:: TASK REQUIREMENTS ::
Search the records for the word "warning" and copy each line in which it appears.

:: DATA EXCERPTS ::
"""
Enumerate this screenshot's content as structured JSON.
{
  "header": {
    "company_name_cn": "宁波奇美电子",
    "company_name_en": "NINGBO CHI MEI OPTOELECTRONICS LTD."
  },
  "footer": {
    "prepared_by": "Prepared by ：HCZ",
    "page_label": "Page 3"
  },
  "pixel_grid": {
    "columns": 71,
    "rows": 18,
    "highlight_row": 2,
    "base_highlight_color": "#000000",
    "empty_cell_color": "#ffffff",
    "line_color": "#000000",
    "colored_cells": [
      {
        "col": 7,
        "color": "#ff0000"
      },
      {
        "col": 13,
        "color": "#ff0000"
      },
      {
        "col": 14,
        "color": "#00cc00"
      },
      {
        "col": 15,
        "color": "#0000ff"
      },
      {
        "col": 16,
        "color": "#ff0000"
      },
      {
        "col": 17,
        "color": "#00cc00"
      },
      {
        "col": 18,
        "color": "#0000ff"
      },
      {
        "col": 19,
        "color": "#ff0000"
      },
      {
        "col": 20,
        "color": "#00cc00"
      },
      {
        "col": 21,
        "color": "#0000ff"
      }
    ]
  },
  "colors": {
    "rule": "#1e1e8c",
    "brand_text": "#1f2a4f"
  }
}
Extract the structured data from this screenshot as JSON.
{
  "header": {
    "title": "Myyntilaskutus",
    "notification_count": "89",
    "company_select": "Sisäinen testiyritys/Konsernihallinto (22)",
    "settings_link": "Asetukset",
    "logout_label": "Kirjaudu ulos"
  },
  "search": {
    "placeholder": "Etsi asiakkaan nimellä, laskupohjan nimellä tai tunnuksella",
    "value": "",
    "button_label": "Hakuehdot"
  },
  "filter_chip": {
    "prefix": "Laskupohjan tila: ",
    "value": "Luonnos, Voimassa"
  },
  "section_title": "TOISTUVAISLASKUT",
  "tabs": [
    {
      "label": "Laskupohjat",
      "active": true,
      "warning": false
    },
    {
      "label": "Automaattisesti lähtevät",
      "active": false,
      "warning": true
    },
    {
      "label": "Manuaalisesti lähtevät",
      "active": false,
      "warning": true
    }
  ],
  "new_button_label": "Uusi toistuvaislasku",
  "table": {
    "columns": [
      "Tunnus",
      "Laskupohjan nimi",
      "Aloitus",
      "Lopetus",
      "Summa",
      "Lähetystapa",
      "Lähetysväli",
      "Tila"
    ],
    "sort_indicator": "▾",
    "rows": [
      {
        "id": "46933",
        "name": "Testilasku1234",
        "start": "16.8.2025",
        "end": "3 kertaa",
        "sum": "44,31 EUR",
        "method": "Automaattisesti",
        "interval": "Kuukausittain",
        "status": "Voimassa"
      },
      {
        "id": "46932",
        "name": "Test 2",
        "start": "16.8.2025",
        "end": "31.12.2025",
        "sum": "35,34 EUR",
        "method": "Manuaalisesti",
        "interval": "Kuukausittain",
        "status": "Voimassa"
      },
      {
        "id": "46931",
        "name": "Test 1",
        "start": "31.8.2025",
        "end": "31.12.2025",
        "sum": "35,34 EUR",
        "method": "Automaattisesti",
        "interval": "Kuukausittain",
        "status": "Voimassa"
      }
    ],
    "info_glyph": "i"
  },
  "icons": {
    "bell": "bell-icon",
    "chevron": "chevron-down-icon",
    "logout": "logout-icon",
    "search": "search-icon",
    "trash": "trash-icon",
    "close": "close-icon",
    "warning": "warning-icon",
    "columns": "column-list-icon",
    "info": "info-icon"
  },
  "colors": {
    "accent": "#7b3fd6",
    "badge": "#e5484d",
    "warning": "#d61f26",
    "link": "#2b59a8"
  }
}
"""
:: ANSWER SECTION ::
      "warning": false
      "warning": true
      "warning": true
    "warning": "warning-icon",
    "warning": "#d61f26",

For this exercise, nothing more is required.